BALTIMORE — Several Republican lawmakers expressed concerns over the party’s online fundraising platform, including the access to data and the effectiveness of the tool, following a presentation at the House GOP retreat in Baltimore.
Republicans launched WinRed earlier this year, seeking to emulate the fundraising success from small donors experienced by Democrats with their platform ActBlue.
The party is counting on WinRed to help Republicans raise money ahead of 2020 races after they have faced a series of recent hurdles, including a wave of retirements.
But one source familiar with the discussion that took place at the presentation on Thursday evening described the meeting as “contentious,” with others saying they were left unsatisfied with the answers they received over concerns including who could access their data.
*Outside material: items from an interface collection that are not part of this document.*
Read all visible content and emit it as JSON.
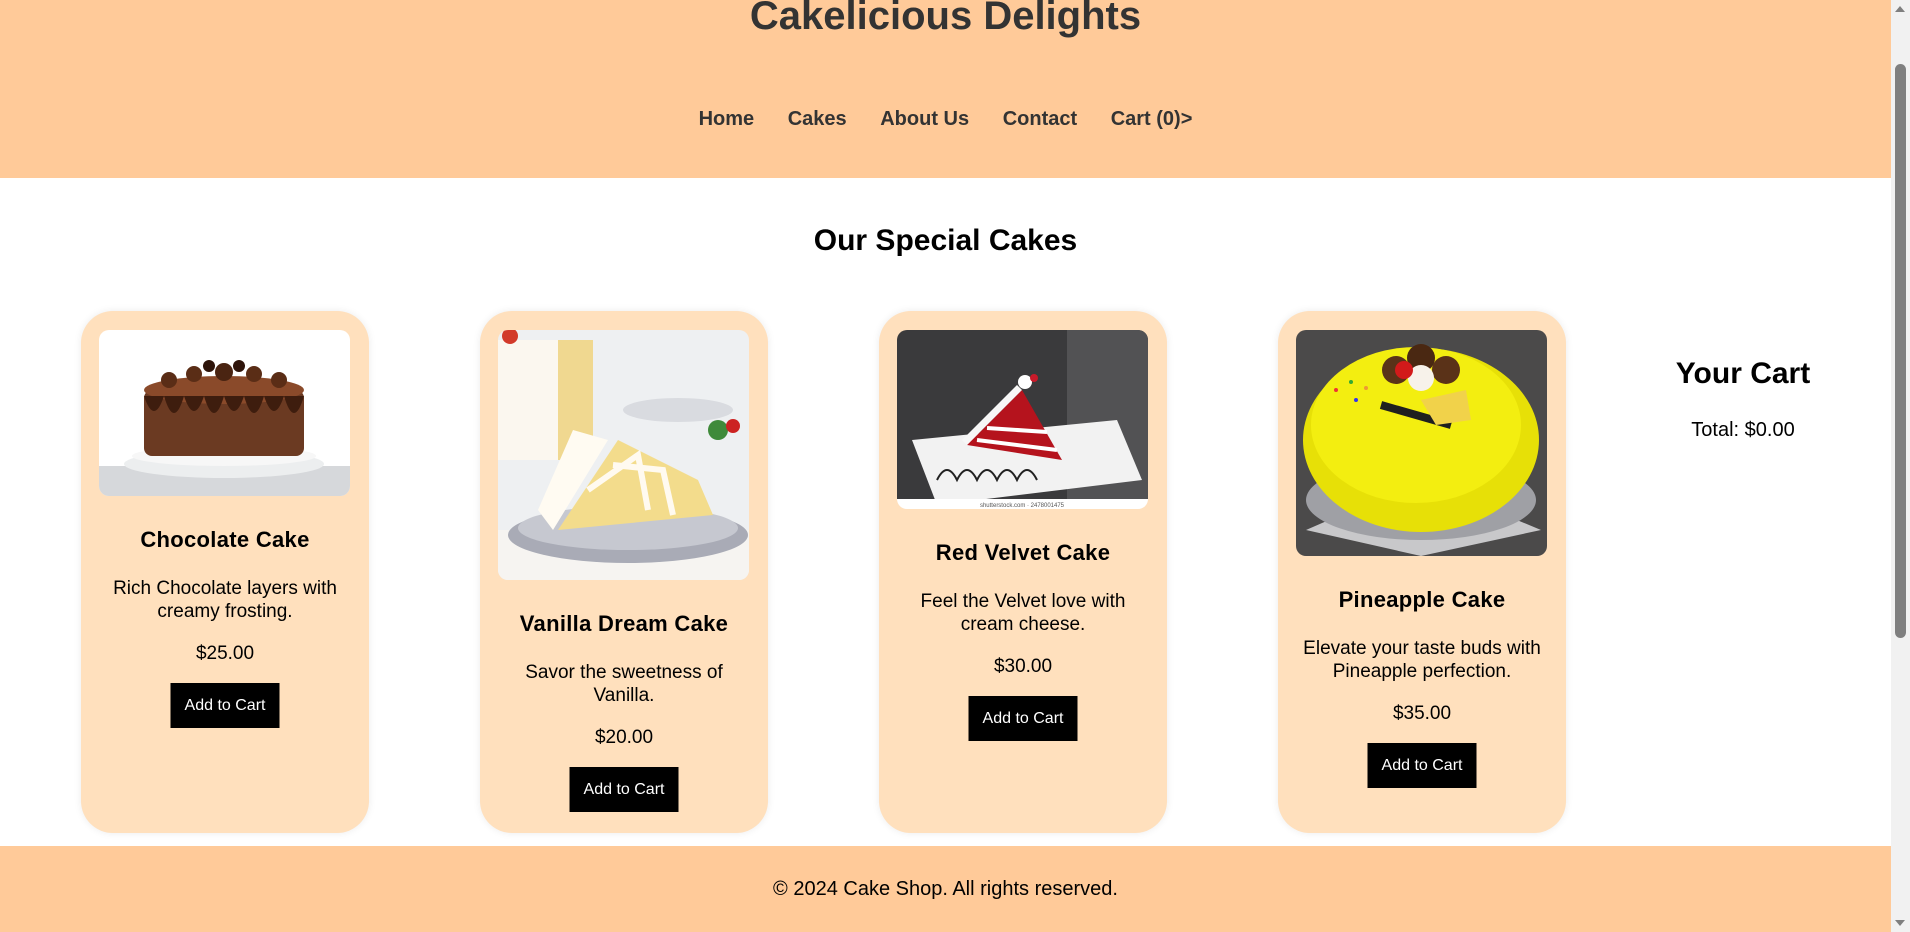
{
  "header": {
    "title": "Cakelicious Delights",
    "nav": [
      "Home",
      "Cakes",
      "About Us",
      "Contact",
      "Cart (0)>"
    ]
  },
  "main": {
    "section_title": "Our Special Cakes",
    "cakes": [
      {
        "name": "Chocolate Cake",
        "description": "Rich Chocolate layers with creamy frosting.",
        "price": "$25.00",
        "button": "Add to Cart"
      },
      {
        "name": "Vanilla Dream Cake",
        "description": "Savor the sweetness of Vanilla.",
        "price": "$20.00",
        "button": "Add to Cart"
      },
      {
        "name": "Red Velvet Cake",
        "description": "Feel the Velvet love with cream cheese.",
        "price": "$30.00",
        "button": "Add to Cart",
        "image_caption": "shutterstock.com · 2478001475"
      },
      {
        "name": "Pineapple Cake",
        "description": "Elevate your taste buds with Pineapple perfection.",
        "price": "$35.00",
        "button": "Add to Cart"
      }
    ]
  },
  "cart": {
    "title": "Your Cart",
    "total": "Total: $0.00"
  },
  "footer": {
    "text": "© 2024 Cake Shop. All rights reserved."
  },
  "colors": {
    "header_bg": "#ffca99",
    "card_bg": "#ffe0bd",
    "button_bg": "#000000"
  }
}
“WinRed was more like 'see red' as the presentation ended with more questions than answers,” one GOP lawmaker told The Hill. “Questions were asked about the scope of the WinRed program, who would control the data and how information could be protected.”
Who has control of the data and information in the fundraising tool has become a key issue for Republicans.
“Most members were underwhelmed with the depth of the presentation,” one lawmaker told The Hill.
“It was viewed by many, that everyone but the member would have control,” the lawmaker added.
The discord was first reported by Politico.
But others members dismissed the criticisms.
At the presentation, WinRed president Gerrit Lansing credited the platform for playing a key role in raising $800,000 for North Carolina state Sen. Dan Bishop, who defeated Democrat Dan McCready at a special House election earlier this week.
"That is good,” a GOP lawmaker told The Hill.
In an interview with The Washington Free Beacon, Lansing touted the success so far of WinRed and promised the platform would do its best to catch up to ActBlue.
"They've had 15 years to scale and we're gonna try to catch up in 15 months, but they are going to outraise us every month," Lansing said. "That's the reality we have to deal with and try to catch up as fast as possible,” he told the publication.